> Provided data
--------------------------------------------------
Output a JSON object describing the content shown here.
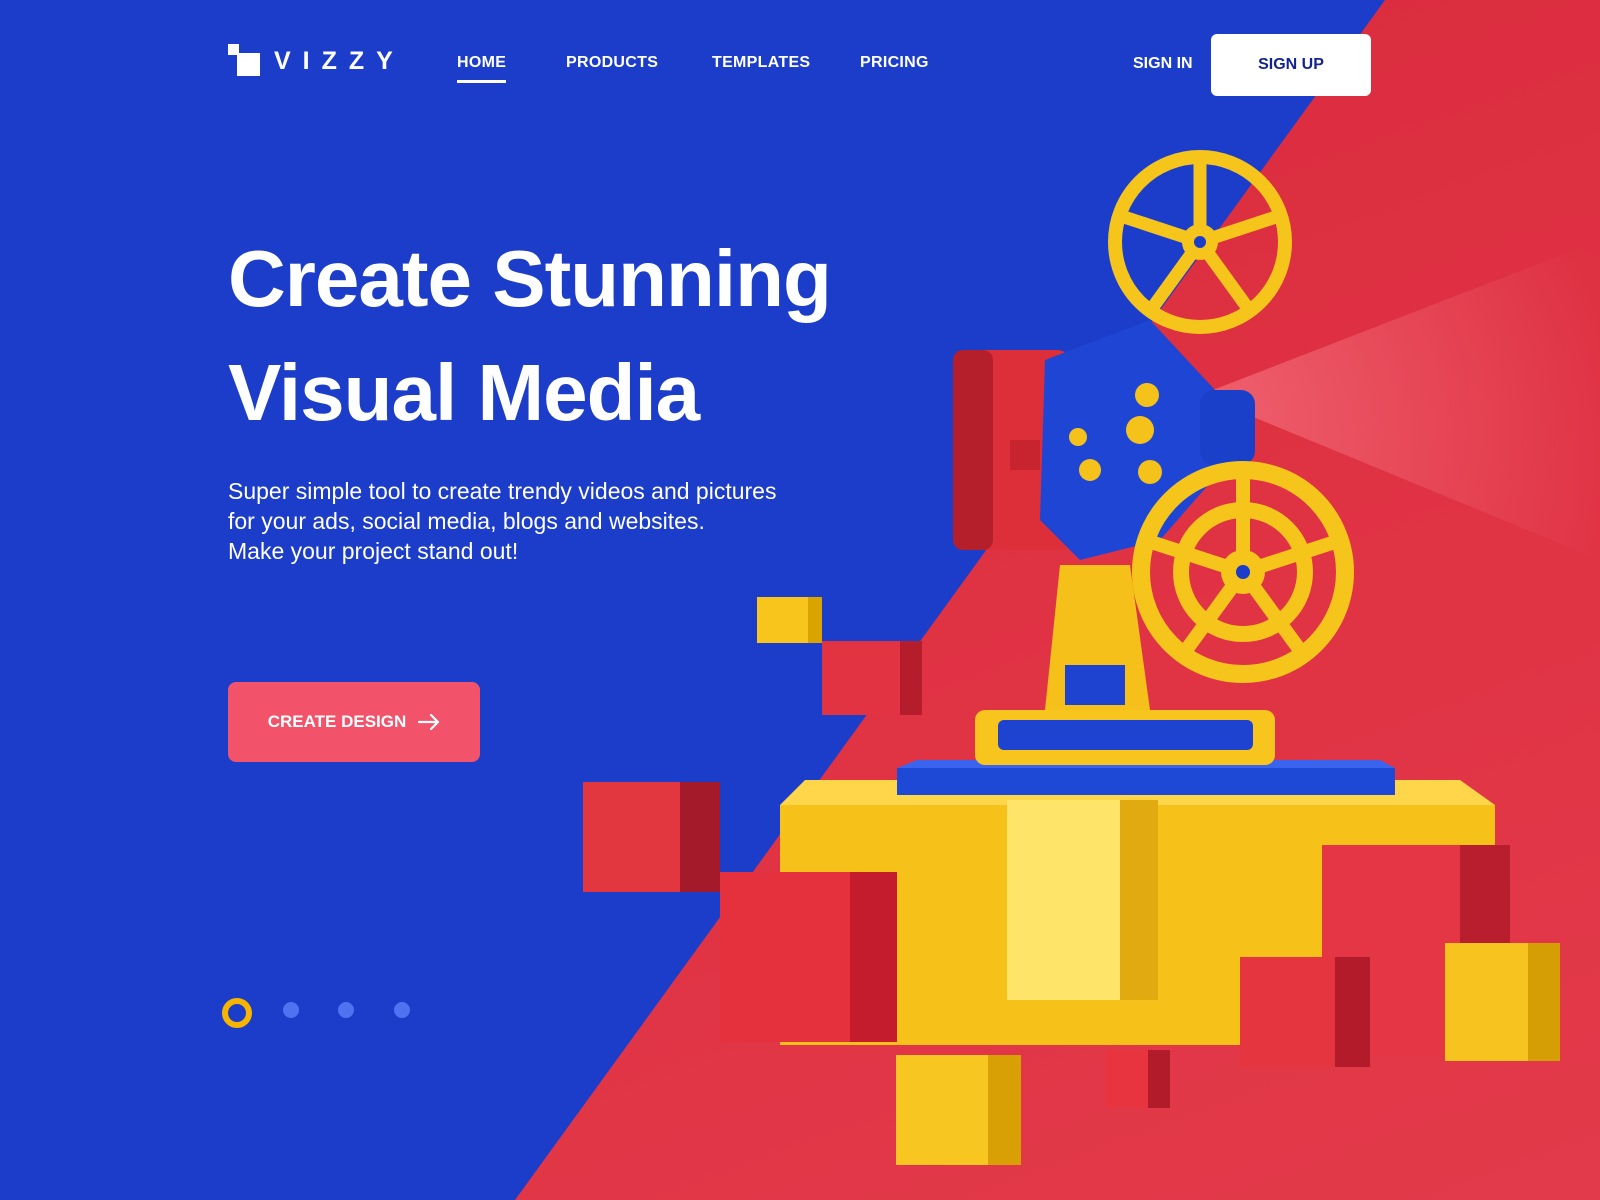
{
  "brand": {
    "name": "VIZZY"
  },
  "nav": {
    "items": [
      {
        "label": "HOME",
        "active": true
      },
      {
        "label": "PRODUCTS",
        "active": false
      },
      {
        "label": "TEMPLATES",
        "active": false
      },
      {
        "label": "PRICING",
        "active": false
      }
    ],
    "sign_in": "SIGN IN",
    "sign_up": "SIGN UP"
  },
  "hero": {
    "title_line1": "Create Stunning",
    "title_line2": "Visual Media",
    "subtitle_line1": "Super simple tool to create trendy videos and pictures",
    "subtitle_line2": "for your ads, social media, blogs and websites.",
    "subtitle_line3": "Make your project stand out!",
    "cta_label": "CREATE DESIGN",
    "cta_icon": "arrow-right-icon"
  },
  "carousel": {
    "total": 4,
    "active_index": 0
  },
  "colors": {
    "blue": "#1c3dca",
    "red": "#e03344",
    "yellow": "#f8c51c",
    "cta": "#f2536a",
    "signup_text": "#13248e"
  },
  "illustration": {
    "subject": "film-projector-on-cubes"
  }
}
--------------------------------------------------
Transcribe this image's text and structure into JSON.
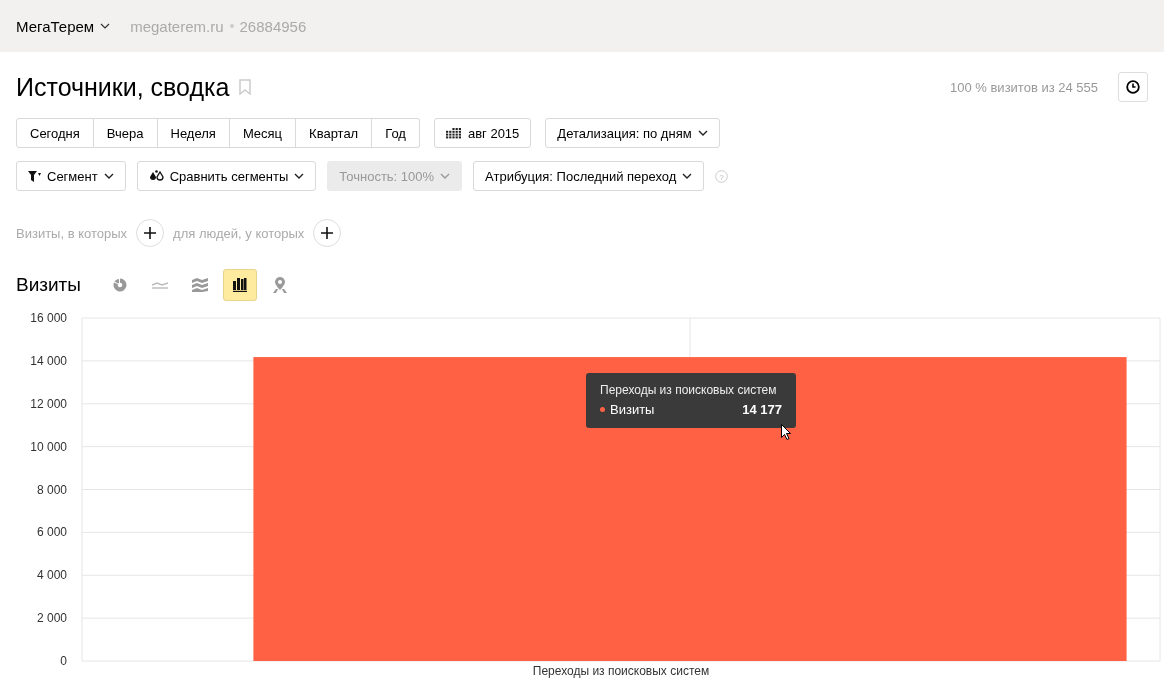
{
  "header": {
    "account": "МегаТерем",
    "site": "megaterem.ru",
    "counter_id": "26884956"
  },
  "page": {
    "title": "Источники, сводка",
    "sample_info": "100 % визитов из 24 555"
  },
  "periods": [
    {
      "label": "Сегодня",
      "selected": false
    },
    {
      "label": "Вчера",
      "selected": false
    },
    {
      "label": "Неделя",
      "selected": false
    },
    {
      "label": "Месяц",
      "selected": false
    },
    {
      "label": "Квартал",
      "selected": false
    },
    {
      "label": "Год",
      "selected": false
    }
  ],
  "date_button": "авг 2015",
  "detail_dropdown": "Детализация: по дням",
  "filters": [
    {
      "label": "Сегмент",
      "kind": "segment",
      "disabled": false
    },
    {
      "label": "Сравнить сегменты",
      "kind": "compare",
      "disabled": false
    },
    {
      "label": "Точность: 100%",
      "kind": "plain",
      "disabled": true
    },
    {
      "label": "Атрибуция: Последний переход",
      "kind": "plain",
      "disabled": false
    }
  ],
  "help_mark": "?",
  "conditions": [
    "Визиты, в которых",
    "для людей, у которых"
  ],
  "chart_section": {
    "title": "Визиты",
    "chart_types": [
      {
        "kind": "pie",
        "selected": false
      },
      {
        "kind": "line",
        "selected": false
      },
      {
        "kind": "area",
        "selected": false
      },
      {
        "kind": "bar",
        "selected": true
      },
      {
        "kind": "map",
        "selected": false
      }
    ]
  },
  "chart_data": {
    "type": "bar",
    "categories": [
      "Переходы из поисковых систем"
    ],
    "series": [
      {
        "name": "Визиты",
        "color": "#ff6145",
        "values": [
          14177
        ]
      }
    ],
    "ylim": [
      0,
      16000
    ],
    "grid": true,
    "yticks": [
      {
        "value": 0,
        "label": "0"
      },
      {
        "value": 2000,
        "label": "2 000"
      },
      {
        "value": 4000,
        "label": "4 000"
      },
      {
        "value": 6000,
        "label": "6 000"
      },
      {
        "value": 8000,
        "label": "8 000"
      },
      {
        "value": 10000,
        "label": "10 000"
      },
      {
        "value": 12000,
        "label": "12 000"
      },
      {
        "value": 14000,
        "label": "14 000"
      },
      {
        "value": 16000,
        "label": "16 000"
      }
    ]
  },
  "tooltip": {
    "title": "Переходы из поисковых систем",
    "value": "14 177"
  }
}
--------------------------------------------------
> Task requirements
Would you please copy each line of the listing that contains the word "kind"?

> Written answer
      "kind": "segment",
      "kind": "compare",
      "kind": "plain",
      "kind": "plain",
        "kind": "pie",
        "kind": "line",
        "kind": "area",
        "kind": "bar",
        "kind": "map",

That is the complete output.